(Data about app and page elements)
%%

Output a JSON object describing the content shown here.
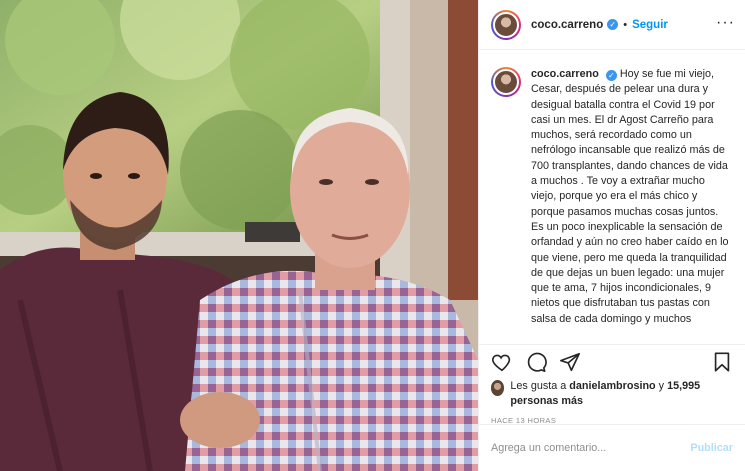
{
  "post": {
    "username": "coco.carreno",
    "dot": "•",
    "follow_label": "Seguir",
    "more_label": "···",
    "verified_mark": "✓"
  },
  "caption": {
    "username": "coco.carreno",
    "text": "Hoy se fue mi viejo, Cesar, después de pelear una dura y desigual batalla contra el Covid 19 por casi un mes. El dr Agost Carreño para muchos, será recordado como un nefrólogo incansable que realizó más de 700 transplantes, dando chances de vida a muchos . Te voy a extrañar mucho viejo, porque yo era el más chico y porque pasamos muchas cosas juntos. Es un poco inexplicable la sensación de orfandad y aún no creo haber caído en lo que viene, pero me queda la tranquilidad de que dejas un buen legado: una mujer que te ama, 7 hijos incondicionales, 9 nietos que disfrutaban tus pastas con salsa de cada domingo y muchos"
  },
  "likes": {
    "prefix": "Les gusta a",
    "user": "danielambrosino",
    "connector": "y",
    "others": "15,995 personas más"
  },
  "timestamp": "HACE 13 HORAS",
  "comment": {
    "placeholder": "Agrega un comentario...",
    "publish_label": "Publicar"
  },
  "icons": {
    "verified": "verified-badge-icon",
    "like": "heart-icon",
    "comment": "comment-icon",
    "share": "share-icon",
    "save": "bookmark-icon",
    "more": "more-options-icon"
  },
  "colors": {
    "link_blue": "#0095f6",
    "verified_blue": "#3897f0",
    "publish_disabled": "#b2dffc",
    "muted_gray": "#8e8e8e",
    "border": "#efefef",
    "text": "#262626"
  }
}
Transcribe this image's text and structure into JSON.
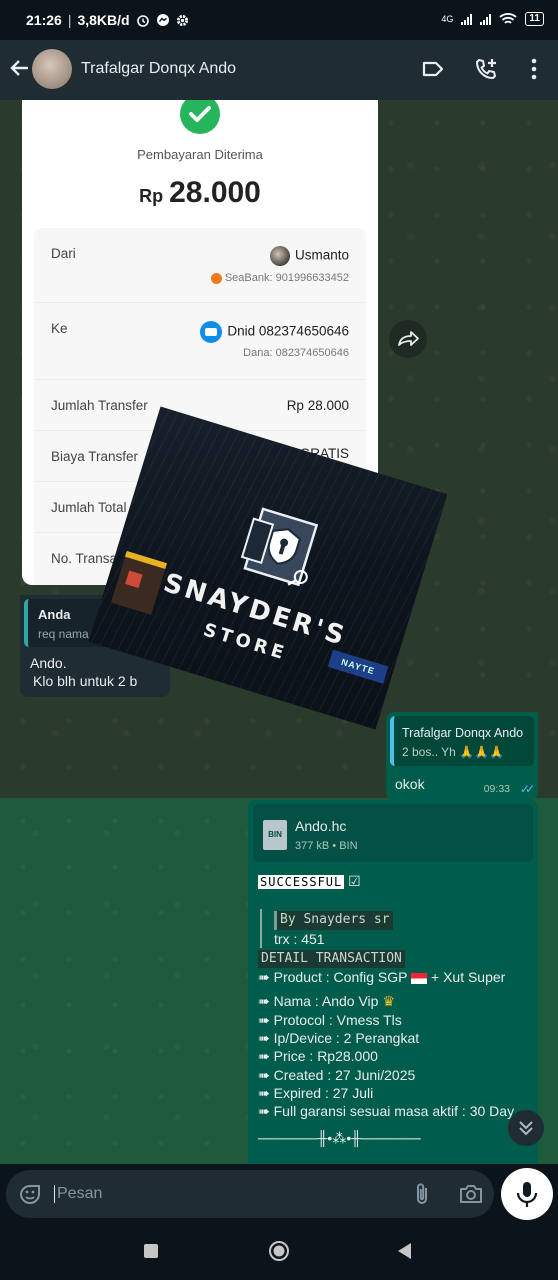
{
  "status_bar": {
    "time": "21:26",
    "speed": "3,8KB/d",
    "network": "4G",
    "battery": "11"
  },
  "header": {
    "contact_name": "Trafalgar Donqx Ando",
    "icons": [
      "back-arrow-icon",
      "label-icon",
      "add-call-icon",
      "more-vert-icon"
    ]
  },
  "receipt": {
    "status": "Pembayaran Diterima",
    "currency": "Rp",
    "amount": "28.000",
    "from_label": "Dari",
    "from_name": "Usmanto",
    "from_account": "SeaBank: 901996633452",
    "to_label": "Ke",
    "to_name": "Dnid 082374650646",
    "to_account": "Dana: 082374650646",
    "transfer_amount_label": "Jumlah Transfer",
    "transfer_amount_value": "Rp 28.000",
    "fee_label": "Biaya Transfer",
    "fee_value": "GRATIS",
    "total_label": "Jumlah Total",
    "txn_label": "No. Transaksi"
  },
  "reply_in": {
    "quote_name": "Anda",
    "quote_text": "req nama config",
    "line1": "Ando.",
    "line2": "Klo blh untuk 2 b"
  },
  "reply_out": {
    "quote_name": "Trafalgar Donqx Ando",
    "quote_text": "2 bos..  Yh 🙏🙏🙏",
    "message": "okok",
    "time": "09:33"
  },
  "store_image": {
    "title1": "SNAYDER'S",
    "title2": "STORE",
    "sign": "NAYTE"
  },
  "file_message": {
    "file_name": "Ando.hc",
    "file_size": "377 kB",
    "file_type": "BIN",
    "icon_label": "BIN",
    "success": "SUCCESSFUL",
    "by": "By Snayders sr",
    "trx": "trx : 451",
    "detail_header": "DETAIL TRANSACTION",
    "product": "Product : Config SGP",
    "product_suffix": "+ Xut Super",
    "name": "Nama  : Ando Vip",
    "protocol": "Protocol : Vmess Tls",
    "device": "Ip/Device : 2 Perangkat",
    "price": "Price : Rp28.000",
    "created": "Created  : 27 Juni/2025",
    "expired": "Expired : 27 Juli",
    "garansi": "Full garansi sesuai masa aktif : 30 Day",
    "divider": "──────╫•⁂•╫──────"
  },
  "input": {
    "placeholder": "Pesan"
  },
  "colors": {
    "accent_green": "#26b55b",
    "outgoing_bubble": "#005c4b",
    "incoming_bubble": "#1f2c34",
    "read_ticks": "#53bdeb"
  }
}
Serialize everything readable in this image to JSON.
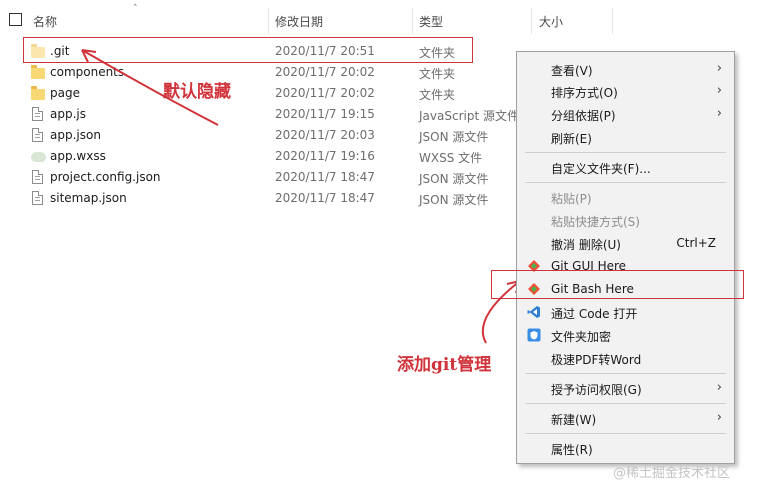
{
  "columns": {
    "name": "名称",
    "date": "修改日期",
    "type": "类型",
    "size": "大小"
  },
  "files": [
    {
      "name": ".git",
      "date": "2020/11/7 20:51",
      "type": "文件夹",
      "icon": "hidden-folder-icon"
    },
    {
      "name": "components",
      "date": "2020/11/7 20:02",
      "type": "文件夹",
      "icon": "folder-icon"
    },
    {
      "name": "page",
      "date": "2020/11/7 20:02",
      "type": "文件夹",
      "icon": "folder-icon"
    },
    {
      "name": "app.js",
      "date": "2020/11/7 19:15",
      "type": "JavaScript 源文件",
      "icon": "js-file-icon"
    },
    {
      "name": "app.json",
      "date": "2020/11/7 20:03",
      "type": "JSON 源文件",
      "icon": "json-file-icon"
    },
    {
      "name": "app.wxss",
      "date": "2020/11/7 19:16",
      "type": "WXSS 文件",
      "icon": "wxss-file-icon"
    },
    {
      "name": "project.config.json",
      "date": "2020/11/7 18:47",
      "type": "JSON 源文件",
      "icon": "json-file-icon"
    },
    {
      "name": "sitemap.json",
      "date": "2020/11/7 18:47",
      "type": "JSON 源文件",
      "icon": "json-file-icon"
    }
  ],
  "context_menu": {
    "view": "查看(V)",
    "sort": "排序方式(O)",
    "group": "分组依据(P)",
    "refresh": "刷新(E)",
    "customize": "自定义文件夹(F)...",
    "paste": "粘贴(P)",
    "paste_shortcut": "粘贴快捷方式(S)",
    "undo": "撤消 删除(U)",
    "undo_shortcut": "Ctrl+Z",
    "git_gui": "Git GUI Here",
    "git_bash": "Git Bash Here",
    "open_code": "通过 Code 打开",
    "encrypt": "文件夹加密",
    "pdf_word": "极速PDF转Word",
    "grant_access": "授予访问权限(G)",
    "new": "新建(W)",
    "properties": "属性(R)"
  },
  "annotations": {
    "hidden_by_default": "默认隐藏",
    "add_git": "添加git管理"
  },
  "watermark": "@稀土掘金技术社区",
  "colors": {
    "annotation_red": "#d0333a",
    "folder_yellow": "#f8d775",
    "vscode_blue": "#2f80d1",
    "git_red": "#f05033",
    "git_green": "#4caf50"
  }
}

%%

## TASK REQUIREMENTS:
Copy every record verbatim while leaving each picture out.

## RESPONSE AREA:
Output a JSON object describing the content shown here.
{
  "post": {
    "username": "coco.carreno",
    "dot": "•",
    "follow_label": "Seguir",
    "more_label": "···",
    "verified_mark": "✓"
  },
  "caption": {
    "username": "coco.carreno",
    "text": "Hoy se fue mi viejo, Cesar, después de pelear una dura y desigual batalla contra el Covid 19 por casi un mes. El dr Agost Carreño para muchos, será recordado como un nefrólogo incansable que realizó más de 700 transplantes, dando chances de vida a muchos . Te voy a extrañar mucho viejo, porque yo era el más chico y porque pasamos muchas cosas juntos. Es un poco inexplicable la sensación de orfandad y aún no creo haber caído en lo que viene, pero me queda la tranquilidad de que dejas un buen legado: una mujer que te ama, 7 hijos incondicionales, 9 nietos que disfrutaban tus pastas con salsa de cada domingo y muchos"
  },
  "likes": {
    "prefix": "Les gusta a",
    "user": "danielambrosino",
    "connector": "y",
    "others": "15,995 personas más"
  },
  "timestamp": "HACE 13 HORAS",
  "comment": {
    "placeholder": "Agrega un comentario...",
    "publish_label": "Publicar"
  },
  "icons": {
    "verified": "verified-badge-icon",
    "like": "heart-icon",
    "comment": "comment-icon",
    "share": "share-icon",
    "save": "bookmark-icon",
    "more": "more-options-icon"
  },
  "colors": {
    "link_blue": "#0095f6",
    "verified_blue": "#3897f0",
    "publish_disabled": "#b2dffc",
    "muted_gray": "#8e8e8e",
    "border": "#efefef",
    "text": "#262626"
  }
}
Transcribe this image's text and structure into JSON.
{
  "status_bar": {
    "time": "21:26",
    "speed": "3,8KB/d",
    "network": "4G",
    "battery": "11"
  },
  "header": {
    "contact_name": "Trafalgar Donqx Ando",
    "icons": [
      "back-arrow-icon",
      "label-icon",
      "add-call-icon",
      "more-vert-icon"
    ]
  },
  "receipt": {
    "status": "Pembayaran Diterima",
    "currency": "Rp",
    "amount": "28.000",
    "from_label": "Dari",
    "from_name": "Usmanto",
    "from_account": "SeaBank: 901996633452",
    "to_label": "Ke",
    "to_name": "Dnid 082374650646",
    "to_account": "Dana: 082374650646",
    "transfer_amount_label": "Jumlah Transfer",
    "transfer_amount_value": "Rp 28.000",
    "fee_label": "Biaya Transfer",
    "fee_value": "GRATIS",
    "total_label": "Jumlah Total",
    "txn_label": "No. Transaksi"
  },
  "reply_in": {
    "quote_name": "Anda",
    "quote_text": "req nama config",
    "line1": "Ando.",
    "line2": "Klo blh untuk 2 b"
  },
  "reply_out": {
    "quote_name": "Trafalgar Donqx Ando",
    "quote_text": "2 bos..  Yh 🙏🙏🙏",
    "message": "okok",
    "time": "09:33"
  },
  "store_image": {
    "title1": "SNAYDER'S",
    "title2": "STORE",
    "sign": "NAYTE"
  },
  "file_message": {
    "file_name": "Ando.hc",
    "file_size": "377 kB",
    "file_type": "BIN",
    "icon_label": "BIN",
    "success": "SUCCESSFUL",
    "by": "By Snayders sr",
    "trx": "trx : 451",
    "detail_header": "DETAIL TRANSACTION",
    "product": "Product : Config SGP",
    "product_suffix": "+ Xut Super",
    "name": "Nama  : Ando Vip",
    "protocol": "Protocol : Vmess Tls",
    "device": "Ip/Device : 2 Perangkat",
    "price": "Price : Rp28.000",
    "created": "Created  : 27 Juni/2025",
    "expired": "Expired : 27 Juli",
    "garansi": "Full garansi sesuai masa aktif : 30 Day",
    "divider": "──────╫•⁂•╫──────"
  },
  "input": {
    "placeholder": "Pesan"
  },
  "colors": {
    "accent_green": "#26b55b",
    "outgoing_bubble": "#005c4b",
    "incoming_bubble": "#1f2c34",
    "read_ticks": "#53bdeb"
  }
}
Serialize everything readable in this image to JSON.
{
  "columns": {
    "name": "名称",
    "date": "修改日期",
    "type": "类型",
    "size": "大小"
  },
  "files": [
    {
      "name": ".git",
      "date": "2020/11/7 20:51",
      "type": "文件夹",
      "icon": "hidden-folder-icon"
    },
    {
      "name": "components",
      "date": "2020/11/7 20:02",
      "type": "文件夹",
      "icon": "folder-icon"
    },
    {
      "name": "page",
      "date": "2020/11/7 20:02",
      "type": "文件夹",
      "icon": "folder-icon"
    },
    {
      "name": "app.js",
      "date": "2020/11/7 19:15",
      "type": "JavaScript 源文件",
      "icon": "js-file-icon"
    },
    {
      "name": "app.json",
      "date": "2020/11/7 20:03",
      "type": "JSON 源文件",
      "icon": "json-file-icon"
    },
    {
      "name": "app.wxss",
      "date": "2020/11/7 19:16",
      "type": "WXSS 文件",
      "icon": "wxss-file-icon"
    },
    {
      "name": "project.config.json",
      "date": "2020/11/7 18:47",
      "type": "JSON 源文件",
      "icon": "json-file-icon"
    },
    {
      "name": "sitemap.json",
      "date": "2020/11/7 18:47",
      "type": "JSON 源文件",
      "icon": "json-file-icon"
    }
  ],
  "context_menu": {
    "view": "查看(V)",
    "sort": "排序方式(O)",
    "group": "分组依据(P)",
    "refresh": "刷新(E)",
    "customize": "自定义文件夹(F)...",
    "paste": "粘贴(P)",
    "paste_shortcut": "粘贴快捷方式(S)",
    "undo": "撤消 删除(U)",
    "undo_shortcut": "Ctrl+Z",
    "git_gui": "Git GUI Here",
    "git_bash": "Git Bash Here",
    "open_code": "通过 Code 打开",
    "encrypt": "文件夹加密",
    "pdf_word": "极速PDF转Word",
    "grant_access": "授予访问权限(G)",
    "new": "新建(W)",
    "properties": "属性(R)"
  },
  "annotations": {
    "hidden_by_default": "默认隐藏",
    "add_git": "添加git管理"
  },
  "watermark": "@稀土掘金技术社区",
  "colors": {
    "annotation_red": "#d0333a",
    "folder_yellow": "#f8d775",
    "vscode_blue": "#2f80d1",
    "git_red": "#f05033",
    "git_green": "#4caf50"
  }
}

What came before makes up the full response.